- The problem -
Copy the records below in full, changing no character.

- Source material -
========================================================================
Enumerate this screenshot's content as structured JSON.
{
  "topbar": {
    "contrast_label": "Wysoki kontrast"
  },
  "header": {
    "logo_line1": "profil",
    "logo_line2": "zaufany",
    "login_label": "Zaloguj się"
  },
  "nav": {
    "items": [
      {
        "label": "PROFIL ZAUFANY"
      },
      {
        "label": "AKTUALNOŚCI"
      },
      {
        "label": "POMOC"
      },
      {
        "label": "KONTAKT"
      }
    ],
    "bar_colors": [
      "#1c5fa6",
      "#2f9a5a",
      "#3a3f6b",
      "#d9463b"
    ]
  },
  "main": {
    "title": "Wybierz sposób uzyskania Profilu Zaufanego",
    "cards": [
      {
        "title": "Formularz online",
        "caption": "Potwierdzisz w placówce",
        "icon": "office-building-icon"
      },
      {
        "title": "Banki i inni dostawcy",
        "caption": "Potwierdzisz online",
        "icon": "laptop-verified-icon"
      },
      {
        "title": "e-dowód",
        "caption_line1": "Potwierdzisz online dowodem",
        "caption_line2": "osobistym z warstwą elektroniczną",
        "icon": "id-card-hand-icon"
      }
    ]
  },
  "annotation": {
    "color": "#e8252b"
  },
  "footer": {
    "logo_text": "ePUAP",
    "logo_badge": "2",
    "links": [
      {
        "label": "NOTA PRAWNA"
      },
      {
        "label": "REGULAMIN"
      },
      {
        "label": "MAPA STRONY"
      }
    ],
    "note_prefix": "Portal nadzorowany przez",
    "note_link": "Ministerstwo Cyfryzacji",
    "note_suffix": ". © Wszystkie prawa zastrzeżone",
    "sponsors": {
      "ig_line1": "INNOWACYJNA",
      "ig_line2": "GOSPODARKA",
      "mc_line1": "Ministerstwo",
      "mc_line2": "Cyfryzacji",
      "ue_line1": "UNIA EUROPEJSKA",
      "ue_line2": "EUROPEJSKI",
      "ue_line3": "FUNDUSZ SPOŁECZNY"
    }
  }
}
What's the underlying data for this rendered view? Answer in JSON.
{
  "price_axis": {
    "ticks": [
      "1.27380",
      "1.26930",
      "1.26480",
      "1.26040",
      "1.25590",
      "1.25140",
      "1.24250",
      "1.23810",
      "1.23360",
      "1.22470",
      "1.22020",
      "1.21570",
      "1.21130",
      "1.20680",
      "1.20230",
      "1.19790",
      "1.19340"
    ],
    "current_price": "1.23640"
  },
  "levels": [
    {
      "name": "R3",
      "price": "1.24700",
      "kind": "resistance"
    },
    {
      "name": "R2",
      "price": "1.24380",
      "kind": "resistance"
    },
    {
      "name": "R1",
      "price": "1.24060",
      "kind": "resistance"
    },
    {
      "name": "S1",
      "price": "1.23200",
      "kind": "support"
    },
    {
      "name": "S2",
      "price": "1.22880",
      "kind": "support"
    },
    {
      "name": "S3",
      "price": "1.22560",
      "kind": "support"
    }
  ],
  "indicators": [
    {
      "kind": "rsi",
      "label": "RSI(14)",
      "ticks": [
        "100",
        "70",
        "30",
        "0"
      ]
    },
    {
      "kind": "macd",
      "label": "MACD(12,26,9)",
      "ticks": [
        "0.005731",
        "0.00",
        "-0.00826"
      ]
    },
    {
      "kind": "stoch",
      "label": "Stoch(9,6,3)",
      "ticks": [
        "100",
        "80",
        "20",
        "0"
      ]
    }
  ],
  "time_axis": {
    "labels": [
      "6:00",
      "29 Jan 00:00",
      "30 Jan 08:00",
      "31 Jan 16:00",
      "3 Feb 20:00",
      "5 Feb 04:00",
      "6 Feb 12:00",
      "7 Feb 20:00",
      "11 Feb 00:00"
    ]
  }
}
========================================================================
- Task output -
Enumerate this screenshot's content as structured JSON.
{
  "topbar": {
    "contrast_label": "Wysoki kontrast"
  },
  "header": {
    "logo_line1": "profil",
    "logo_line2": "zaufany",
    "login_label": "Zaloguj się"
  },
  "nav": {
    "items": [
      {
        "label": "PROFIL ZAUFANY"
      },
      {
        "label": "AKTUALNOŚCI"
      },
      {
        "label": "POMOC"
      },
      {
        "label": "KONTAKT"
      }
    ],
    "bar_colors": [
      "#1c5fa6",
      "#2f9a5a",
      "#3a3f6b",
      "#d9463b"
    ]
  },
  "main": {
    "title": "Wybierz sposób uzyskania Profilu Zaufanego",
    "cards": [
      {
        "title": "Formularz online",
        "caption": "Potwierdzisz w placówce",
        "icon": "office-building-icon"
      },
      {
        "title": "Banki i inni dostawcy",
        "caption": "Potwierdzisz online",
        "icon": "laptop-verified-icon"
      },
      {
        "title": "e-dowód",
        "caption_line1": "Potwierdzisz online dowodem",
        "caption_line2": "osobistym z warstwą elektroniczną",
        "icon": "id-card-hand-icon"
      }
    ]
  },
  "annotation": {
    "color": "#e8252b"
  },
  "footer": {
    "logo_text": "ePUAP",
    "logo_badge": "2",
    "links": [
      {
        "label": "NOTA PRAWNA"
      },
      {
        "label": "REGULAMIN"
      },
      {
        "label": "MAPA STRONY"
      }
    ],
    "note_prefix": "Portal nadzorowany przez",
    "note_link": "Ministerstwo Cyfryzacji",
    "note_suffix": ". © Wszystkie prawa zastrzeżone",
    "sponsors": {
      "ig_line1": "INNOWACYJNA",
      "ig_line2": "GOSPODARKA",
      "mc_line1": "Ministerstwo",
      "mc_line2": "Cyfryzacji",
      "ue_line1": "UNIA EUROPEJSKA",
      "ue_line2": "EUROPEJSKI",
      "ue_line3": "FUNDUSZ SPOŁECZNY"
    }
  }
}
What's the underlying data for this rendered view? Answer in JSON.
{
  "price_axis": {
    "ticks": [
      "1.27380",
      "1.26930",
      "1.26480",
      "1.26040",
      "1.25590",
      "1.25140",
      "1.24250",
      "1.23810",
      "1.23360",
      "1.22470",
      "1.22020",
      "1.21570",
      "1.21130",
      "1.20680",
      "1.20230",
      "1.19790",
      "1.19340"
    ],
    "current_price": "1.23640"
  },
  "levels": [
    {
      "name": "R3",
      "price": "1.24700",
      "kind": "resistance"
    },
    {
      "name": "R2",
      "price": "1.24380",
      "kind": "resistance"
    },
    {
      "name": "R1",
      "price": "1.24060",
      "kind": "resistance"
    },
    {
      "name": "S1",
      "price": "1.23200",
      "kind": "support"
    },
    {
      "name": "S2",
      "price": "1.22880",
      "kind": "support"
    },
    {
      "name": "S3",
      "price": "1.22560",
      "kind": "support"
    }
  ],
  "indicators": [
    {
      "kind": "rsi",
      "label": "RSI(14)",
      "ticks": [
        "100",
        "70",
        "30",
        "0"
      ]
    },
    {
      "kind": "macd",
      "label": "MACD(12,26,9)",
      "ticks": [
        "0.005731",
        "0.00",
        "-0.00826"
      ]
    },
    {
      "kind": "stoch",
      "label": "Stoch(9,6,3)",
      "ticks": [
        "100",
        "80",
        "20",
        "0"
      ]
    }
  ],
  "time_axis": {
    "labels": [
      "6:00",
      "29 Jan 00:00",
      "30 Jan 08:00",
      "31 Jan 16:00",
      "3 Feb 20:00",
      "5 Feb 04:00",
      "6 Feb 12:00",
      "7 Feb 20:00",
      "11 Feb 00:00"
    ]
  }
}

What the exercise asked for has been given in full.